# What to work on
Throughout the listing below, copy each line containing "this".

(Beginning of Dataset records)

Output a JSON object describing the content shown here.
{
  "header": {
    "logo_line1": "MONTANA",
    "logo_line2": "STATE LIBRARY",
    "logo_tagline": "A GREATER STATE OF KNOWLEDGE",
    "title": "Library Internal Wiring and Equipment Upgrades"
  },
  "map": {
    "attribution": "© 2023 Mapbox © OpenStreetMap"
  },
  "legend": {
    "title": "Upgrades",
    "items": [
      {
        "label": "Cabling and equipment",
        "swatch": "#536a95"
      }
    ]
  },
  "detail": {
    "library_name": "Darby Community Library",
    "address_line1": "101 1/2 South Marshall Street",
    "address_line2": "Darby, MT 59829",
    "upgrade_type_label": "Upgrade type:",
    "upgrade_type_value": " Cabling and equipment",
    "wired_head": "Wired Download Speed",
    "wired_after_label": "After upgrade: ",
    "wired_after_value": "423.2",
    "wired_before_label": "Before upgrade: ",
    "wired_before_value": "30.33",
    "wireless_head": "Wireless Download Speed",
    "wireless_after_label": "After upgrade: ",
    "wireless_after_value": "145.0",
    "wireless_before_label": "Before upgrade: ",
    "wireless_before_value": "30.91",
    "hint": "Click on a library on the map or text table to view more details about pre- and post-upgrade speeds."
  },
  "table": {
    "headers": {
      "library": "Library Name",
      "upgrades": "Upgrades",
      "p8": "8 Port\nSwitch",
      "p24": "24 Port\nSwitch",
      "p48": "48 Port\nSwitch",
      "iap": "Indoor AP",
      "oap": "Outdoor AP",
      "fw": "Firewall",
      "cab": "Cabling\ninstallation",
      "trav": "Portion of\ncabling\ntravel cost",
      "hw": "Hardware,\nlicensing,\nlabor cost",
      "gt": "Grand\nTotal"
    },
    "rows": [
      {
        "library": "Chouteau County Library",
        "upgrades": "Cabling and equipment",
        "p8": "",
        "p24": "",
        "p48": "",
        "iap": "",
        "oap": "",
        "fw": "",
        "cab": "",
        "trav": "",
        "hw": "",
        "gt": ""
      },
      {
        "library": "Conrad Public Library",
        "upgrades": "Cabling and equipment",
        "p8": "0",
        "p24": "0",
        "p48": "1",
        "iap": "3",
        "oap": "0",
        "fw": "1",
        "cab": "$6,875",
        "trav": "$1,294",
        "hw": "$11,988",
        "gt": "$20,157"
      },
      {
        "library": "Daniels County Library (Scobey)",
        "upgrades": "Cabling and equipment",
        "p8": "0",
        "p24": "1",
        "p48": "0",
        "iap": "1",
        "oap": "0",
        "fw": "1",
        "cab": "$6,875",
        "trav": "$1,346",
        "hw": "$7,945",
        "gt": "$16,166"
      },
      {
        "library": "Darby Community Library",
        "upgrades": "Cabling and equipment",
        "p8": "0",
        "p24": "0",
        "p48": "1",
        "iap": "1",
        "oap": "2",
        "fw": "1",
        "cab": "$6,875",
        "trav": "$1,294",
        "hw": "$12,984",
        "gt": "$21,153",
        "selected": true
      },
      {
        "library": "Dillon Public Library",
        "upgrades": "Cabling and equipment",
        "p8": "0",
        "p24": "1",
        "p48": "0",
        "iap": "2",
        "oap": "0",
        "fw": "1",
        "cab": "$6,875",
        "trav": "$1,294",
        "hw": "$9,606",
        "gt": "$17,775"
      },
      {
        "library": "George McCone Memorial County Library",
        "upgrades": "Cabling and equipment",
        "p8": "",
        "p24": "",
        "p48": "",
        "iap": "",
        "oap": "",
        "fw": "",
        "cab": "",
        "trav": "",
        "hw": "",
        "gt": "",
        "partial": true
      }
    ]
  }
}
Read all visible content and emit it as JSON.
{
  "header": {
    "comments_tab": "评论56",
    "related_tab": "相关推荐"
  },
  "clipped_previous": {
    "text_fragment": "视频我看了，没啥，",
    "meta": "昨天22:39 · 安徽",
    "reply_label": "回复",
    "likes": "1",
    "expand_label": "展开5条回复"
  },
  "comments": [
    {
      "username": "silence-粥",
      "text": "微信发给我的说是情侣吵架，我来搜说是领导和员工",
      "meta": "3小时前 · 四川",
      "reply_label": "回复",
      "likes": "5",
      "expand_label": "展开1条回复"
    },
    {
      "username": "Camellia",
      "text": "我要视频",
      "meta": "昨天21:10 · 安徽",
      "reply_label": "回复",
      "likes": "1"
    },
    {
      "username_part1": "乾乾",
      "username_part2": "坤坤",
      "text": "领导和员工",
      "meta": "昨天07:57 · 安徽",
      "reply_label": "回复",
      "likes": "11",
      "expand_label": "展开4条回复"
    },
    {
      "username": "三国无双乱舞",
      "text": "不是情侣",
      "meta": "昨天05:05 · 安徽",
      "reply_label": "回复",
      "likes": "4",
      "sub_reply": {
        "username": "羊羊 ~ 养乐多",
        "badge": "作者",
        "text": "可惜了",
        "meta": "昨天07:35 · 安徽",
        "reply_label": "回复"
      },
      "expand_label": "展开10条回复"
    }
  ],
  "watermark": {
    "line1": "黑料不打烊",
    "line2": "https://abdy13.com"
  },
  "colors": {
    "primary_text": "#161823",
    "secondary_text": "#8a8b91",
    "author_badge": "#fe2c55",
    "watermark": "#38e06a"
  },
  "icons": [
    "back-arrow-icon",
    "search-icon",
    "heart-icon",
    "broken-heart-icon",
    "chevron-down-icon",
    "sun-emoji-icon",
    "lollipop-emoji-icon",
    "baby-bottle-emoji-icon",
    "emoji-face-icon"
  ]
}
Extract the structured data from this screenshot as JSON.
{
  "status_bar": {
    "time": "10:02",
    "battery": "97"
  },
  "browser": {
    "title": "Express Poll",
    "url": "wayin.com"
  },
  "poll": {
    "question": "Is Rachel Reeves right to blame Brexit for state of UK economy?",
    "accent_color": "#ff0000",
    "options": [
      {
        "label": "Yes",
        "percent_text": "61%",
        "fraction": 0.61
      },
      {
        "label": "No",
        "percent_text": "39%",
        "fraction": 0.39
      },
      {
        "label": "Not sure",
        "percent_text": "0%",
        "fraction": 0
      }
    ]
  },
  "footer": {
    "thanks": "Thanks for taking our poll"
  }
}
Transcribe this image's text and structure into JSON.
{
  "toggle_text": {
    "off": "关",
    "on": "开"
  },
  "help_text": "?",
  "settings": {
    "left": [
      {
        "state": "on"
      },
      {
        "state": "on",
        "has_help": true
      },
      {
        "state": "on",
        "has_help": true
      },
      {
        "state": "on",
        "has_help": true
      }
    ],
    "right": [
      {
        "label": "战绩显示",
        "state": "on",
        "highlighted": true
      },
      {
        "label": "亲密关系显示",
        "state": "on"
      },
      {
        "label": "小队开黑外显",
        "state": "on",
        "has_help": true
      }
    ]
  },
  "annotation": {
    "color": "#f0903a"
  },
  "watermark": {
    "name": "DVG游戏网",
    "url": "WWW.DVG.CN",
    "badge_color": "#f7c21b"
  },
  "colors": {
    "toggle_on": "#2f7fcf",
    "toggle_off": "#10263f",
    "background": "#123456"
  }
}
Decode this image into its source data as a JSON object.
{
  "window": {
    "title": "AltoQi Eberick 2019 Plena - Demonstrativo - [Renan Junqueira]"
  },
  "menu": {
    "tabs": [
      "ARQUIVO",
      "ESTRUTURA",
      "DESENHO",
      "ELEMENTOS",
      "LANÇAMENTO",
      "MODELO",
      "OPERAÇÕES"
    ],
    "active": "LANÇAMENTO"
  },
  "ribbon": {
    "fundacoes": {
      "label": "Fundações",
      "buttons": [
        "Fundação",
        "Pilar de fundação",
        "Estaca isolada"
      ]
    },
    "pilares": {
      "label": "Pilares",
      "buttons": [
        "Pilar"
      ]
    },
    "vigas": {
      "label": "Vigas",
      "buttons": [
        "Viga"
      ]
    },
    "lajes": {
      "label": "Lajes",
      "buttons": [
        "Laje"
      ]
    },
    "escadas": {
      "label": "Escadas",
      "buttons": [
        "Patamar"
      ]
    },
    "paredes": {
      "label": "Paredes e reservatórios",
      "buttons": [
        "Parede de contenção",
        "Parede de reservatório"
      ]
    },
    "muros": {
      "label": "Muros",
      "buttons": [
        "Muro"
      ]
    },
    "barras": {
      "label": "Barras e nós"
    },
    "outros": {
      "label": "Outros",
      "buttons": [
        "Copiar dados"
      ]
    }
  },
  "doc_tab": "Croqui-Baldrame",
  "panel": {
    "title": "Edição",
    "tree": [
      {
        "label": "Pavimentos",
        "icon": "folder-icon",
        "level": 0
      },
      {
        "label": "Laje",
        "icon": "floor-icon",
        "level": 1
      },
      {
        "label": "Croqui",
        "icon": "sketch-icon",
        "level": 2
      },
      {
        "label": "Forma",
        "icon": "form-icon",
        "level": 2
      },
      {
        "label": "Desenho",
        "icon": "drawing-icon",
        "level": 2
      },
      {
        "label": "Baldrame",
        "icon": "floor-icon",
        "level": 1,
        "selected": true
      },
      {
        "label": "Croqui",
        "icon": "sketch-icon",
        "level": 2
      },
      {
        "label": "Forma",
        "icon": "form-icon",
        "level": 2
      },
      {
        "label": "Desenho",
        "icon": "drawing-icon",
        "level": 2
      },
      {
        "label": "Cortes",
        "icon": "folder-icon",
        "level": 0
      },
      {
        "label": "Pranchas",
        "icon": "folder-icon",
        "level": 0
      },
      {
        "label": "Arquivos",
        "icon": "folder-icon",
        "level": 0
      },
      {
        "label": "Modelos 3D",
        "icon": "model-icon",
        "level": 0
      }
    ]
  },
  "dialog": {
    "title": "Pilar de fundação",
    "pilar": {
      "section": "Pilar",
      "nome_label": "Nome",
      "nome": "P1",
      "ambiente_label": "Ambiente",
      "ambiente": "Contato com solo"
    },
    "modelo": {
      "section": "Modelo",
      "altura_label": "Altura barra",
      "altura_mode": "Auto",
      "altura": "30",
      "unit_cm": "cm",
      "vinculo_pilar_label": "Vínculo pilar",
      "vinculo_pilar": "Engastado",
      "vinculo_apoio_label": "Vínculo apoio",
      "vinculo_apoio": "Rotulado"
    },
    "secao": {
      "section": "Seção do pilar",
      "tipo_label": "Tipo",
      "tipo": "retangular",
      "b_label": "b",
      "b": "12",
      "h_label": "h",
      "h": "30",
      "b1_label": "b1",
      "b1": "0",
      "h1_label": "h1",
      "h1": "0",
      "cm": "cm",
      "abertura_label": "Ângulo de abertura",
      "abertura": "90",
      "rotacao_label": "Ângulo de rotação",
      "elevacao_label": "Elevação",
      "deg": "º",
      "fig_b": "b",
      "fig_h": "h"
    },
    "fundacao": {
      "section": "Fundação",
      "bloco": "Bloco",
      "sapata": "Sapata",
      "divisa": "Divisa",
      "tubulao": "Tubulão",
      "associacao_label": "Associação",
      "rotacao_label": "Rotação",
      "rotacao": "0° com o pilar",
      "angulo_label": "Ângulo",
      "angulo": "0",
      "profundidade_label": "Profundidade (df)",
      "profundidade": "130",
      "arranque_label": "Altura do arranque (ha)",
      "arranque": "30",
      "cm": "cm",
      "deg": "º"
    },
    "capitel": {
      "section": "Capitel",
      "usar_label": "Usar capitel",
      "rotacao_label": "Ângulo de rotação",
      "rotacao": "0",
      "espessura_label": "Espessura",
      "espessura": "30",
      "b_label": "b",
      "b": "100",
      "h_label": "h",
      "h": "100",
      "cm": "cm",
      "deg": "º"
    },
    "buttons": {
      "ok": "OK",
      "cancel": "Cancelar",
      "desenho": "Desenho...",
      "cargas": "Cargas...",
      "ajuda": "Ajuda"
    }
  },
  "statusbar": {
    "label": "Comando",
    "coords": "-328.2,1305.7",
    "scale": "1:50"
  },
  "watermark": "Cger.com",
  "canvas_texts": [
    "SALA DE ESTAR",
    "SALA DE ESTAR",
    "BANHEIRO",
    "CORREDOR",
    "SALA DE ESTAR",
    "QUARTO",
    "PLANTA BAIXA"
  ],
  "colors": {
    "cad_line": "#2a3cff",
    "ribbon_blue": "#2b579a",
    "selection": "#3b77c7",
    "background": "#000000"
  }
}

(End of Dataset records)

# Answer space
Extract the structured data from this screenshot as JSON.
Transcribe this image's text and structure into JSON.
Decode this image into its source data as a JSON object.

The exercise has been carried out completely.